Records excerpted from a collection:
· · · · · · ·
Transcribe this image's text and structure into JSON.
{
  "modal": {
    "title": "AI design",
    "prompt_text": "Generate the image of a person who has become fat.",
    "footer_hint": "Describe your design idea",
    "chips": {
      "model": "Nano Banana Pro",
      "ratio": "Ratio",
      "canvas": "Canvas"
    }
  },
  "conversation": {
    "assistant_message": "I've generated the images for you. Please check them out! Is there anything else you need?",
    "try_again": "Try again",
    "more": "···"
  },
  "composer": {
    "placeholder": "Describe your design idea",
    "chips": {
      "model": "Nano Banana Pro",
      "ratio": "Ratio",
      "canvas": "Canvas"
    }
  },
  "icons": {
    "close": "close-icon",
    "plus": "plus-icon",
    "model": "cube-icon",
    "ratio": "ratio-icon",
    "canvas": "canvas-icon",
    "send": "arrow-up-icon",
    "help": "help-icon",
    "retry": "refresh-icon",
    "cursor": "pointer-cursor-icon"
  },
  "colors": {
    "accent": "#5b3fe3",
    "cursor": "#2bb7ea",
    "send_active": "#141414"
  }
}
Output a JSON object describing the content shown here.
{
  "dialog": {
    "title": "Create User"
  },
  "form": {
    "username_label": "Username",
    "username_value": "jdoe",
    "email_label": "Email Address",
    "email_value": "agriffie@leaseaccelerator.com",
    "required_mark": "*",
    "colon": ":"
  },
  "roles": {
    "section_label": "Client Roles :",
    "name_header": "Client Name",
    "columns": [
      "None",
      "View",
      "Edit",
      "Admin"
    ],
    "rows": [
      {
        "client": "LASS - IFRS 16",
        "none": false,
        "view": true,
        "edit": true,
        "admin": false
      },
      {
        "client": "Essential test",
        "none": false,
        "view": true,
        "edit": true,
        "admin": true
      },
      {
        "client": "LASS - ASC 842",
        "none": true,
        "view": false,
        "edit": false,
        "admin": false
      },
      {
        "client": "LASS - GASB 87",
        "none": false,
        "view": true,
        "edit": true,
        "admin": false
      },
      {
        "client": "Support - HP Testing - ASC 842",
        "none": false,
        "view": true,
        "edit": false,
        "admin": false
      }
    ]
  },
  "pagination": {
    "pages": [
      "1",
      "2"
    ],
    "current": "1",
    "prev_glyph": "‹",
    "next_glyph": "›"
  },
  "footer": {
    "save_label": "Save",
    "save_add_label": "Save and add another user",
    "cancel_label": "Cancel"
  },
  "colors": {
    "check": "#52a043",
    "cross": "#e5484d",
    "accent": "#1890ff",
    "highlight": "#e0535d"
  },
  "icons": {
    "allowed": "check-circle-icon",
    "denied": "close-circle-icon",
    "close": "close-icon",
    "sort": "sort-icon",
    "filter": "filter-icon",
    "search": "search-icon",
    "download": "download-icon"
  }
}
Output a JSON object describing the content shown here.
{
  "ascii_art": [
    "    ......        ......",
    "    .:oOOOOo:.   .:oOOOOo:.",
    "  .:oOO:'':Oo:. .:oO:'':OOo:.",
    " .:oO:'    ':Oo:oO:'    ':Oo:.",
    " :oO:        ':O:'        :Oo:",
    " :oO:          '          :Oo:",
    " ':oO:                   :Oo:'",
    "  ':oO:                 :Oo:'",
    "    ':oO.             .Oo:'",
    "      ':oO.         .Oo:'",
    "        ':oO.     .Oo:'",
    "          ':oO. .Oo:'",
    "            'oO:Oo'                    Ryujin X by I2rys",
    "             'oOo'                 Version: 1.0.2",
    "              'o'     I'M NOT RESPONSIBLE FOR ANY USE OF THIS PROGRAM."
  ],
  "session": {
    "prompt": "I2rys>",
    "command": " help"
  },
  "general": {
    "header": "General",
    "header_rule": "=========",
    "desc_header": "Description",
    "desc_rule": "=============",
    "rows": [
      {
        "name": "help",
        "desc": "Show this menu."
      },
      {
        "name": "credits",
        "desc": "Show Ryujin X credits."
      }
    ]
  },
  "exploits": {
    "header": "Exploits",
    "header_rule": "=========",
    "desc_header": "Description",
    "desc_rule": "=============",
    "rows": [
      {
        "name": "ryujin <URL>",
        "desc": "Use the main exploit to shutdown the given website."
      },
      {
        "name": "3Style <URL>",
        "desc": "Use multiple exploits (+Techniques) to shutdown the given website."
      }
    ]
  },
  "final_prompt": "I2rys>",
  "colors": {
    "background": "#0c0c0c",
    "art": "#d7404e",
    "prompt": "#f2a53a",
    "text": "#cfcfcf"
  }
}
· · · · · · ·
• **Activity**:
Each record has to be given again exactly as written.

• **Solution below**:
Transcribe this image's text and structure into JSON.
{
  "modal": {
    "title": "AI design",
    "prompt_text": "Generate the image of a person who has become fat.",
    "footer_hint": "Describe your design idea",
    "chips": {
      "model": "Nano Banana Pro",
      "ratio": "Ratio",
      "canvas": "Canvas"
    }
  },
  "conversation": {
    "assistant_message": "I've generated the images for you. Please check them out! Is there anything else you need?",
    "try_again": "Try again",
    "more": "···"
  },
  "composer": {
    "placeholder": "Describe your design idea",
    "chips": {
      "model": "Nano Banana Pro",
      "ratio": "Ratio",
      "canvas": "Canvas"
    }
  },
  "icons": {
    "close": "close-icon",
    "plus": "plus-icon",
    "model": "cube-icon",
    "ratio": "ratio-icon",
    "canvas": "canvas-icon",
    "send": "arrow-up-icon",
    "help": "help-icon",
    "retry": "refresh-icon",
    "cursor": "pointer-cursor-icon"
  },
  "colors": {
    "accent": "#5b3fe3",
    "cursor": "#2bb7ea",
    "send_active": "#141414"
  }
}
Output a JSON object describing the content shown here.
{
  "dialog": {
    "title": "Create User"
  },
  "form": {
    "username_label": "Username",
    "username_value": "jdoe",
    "email_label": "Email Address",
    "email_value": "agriffie@leaseaccelerator.com",
    "required_mark": "*",
    "colon": ":"
  },
  "roles": {
    "section_label": "Client Roles :",
    "name_header": "Client Name",
    "columns": [
      "None",
      "View",
      "Edit",
      "Admin"
    ],
    "rows": [
      {
        "client": "LASS - IFRS 16",
        "none": false,
        "view": true,
        "edit": true,
        "admin": false
      },
      {
        "client": "Essential test",
        "none": false,
        "view": true,
        "edit": true,
        "admin": true
      },
      {
        "client": "LASS - ASC 842",
        "none": true,
        "view": false,
        "edit": false,
        "admin": false
      },
      {
        "client": "LASS - GASB 87",
        "none": false,
        "view": true,
        "edit": true,
        "admin": false
      },
      {
        "client": "Support - HP Testing - ASC 842",
        "none": false,
        "view": true,
        "edit": false,
        "admin": false
      }
    ]
  },
  "pagination": {
    "pages": [
      "1",
      "2"
    ],
    "current": "1",
    "prev_glyph": "‹",
    "next_glyph": "›"
  },
  "footer": {
    "save_label": "Save",
    "save_add_label": "Save and add another user",
    "cancel_label": "Cancel"
  },
  "colors": {
    "check": "#52a043",
    "cross": "#e5484d",
    "accent": "#1890ff",
    "highlight": "#e0535d"
  },
  "icons": {
    "allowed": "check-circle-icon",
    "denied": "close-circle-icon",
    "close": "close-icon",
    "sort": "sort-icon",
    "filter": "filter-icon",
    "search": "search-icon",
    "download": "download-icon"
  }
}
Output a JSON object describing the content shown here.
{
  "ascii_art": [
    "    ......        ......",
    "    .:oOOOOo:.   .:oOOOOo:.",
    "  .:oOO:'':Oo:. .:oO:'':OOo:.",
    " .:oO:'    ':Oo:oO:'    ':Oo:.",
    " :oO:        ':O:'        :Oo:",
    " :oO:          '          :Oo:",
    " ':oO:                   :Oo:'",
    "  ':oO:                 :Oo:'",
    "    ':oO.             .Oo:'",
    "      ':oO.         .Oo:'",
    "        ':oO.     .Oo:'",
    "          ':oO. .Oo:'",
    "            'oO:Oo'                    Ryujin X by I2rys",
    "             'oOo'                 Version: 1.0.2",
    "              'o'     I'M NOT RESPONSIBLE FOR ANY USE OF THIS PROGRAM."
  ],
  "session": {
    "prompt": "I2rys>",
    "command": " help"
  },
  "general": {
    "header": "General",
    "header_rule": "=========",
    "desc_header": "Description",
    "desc_rule": "=============",
    "rows": [
      {
        "name": "help",
        "desc": "Show this menu."
      },
      {
        "name": "credits",
        "desc": "Show Ryujin X credits."
      }
    ]
  },
  "exploits": {
    "header": "Exploits",
    "header_rule": "=========",
    "desc_header": "Description",
    "desc_rule": "=============",
    "rows": [
      {
        "name": "ryujin <URL>",
        "desc": "Use the main exploit to shutdown the given website."
      },
      {
        "name": "3Style <URL>",
        "desc": "Use multiple exploits (+Techniques) to shutdown the given website."
      }
    ]
  },
  "final_prompt": "I2rys>",
  "colors": {
    "background": "#0c0c0c",
    "art": "#d7404e",
    "prompt": "#f2a53a",
    "text": "#cfcfcf"
  }
}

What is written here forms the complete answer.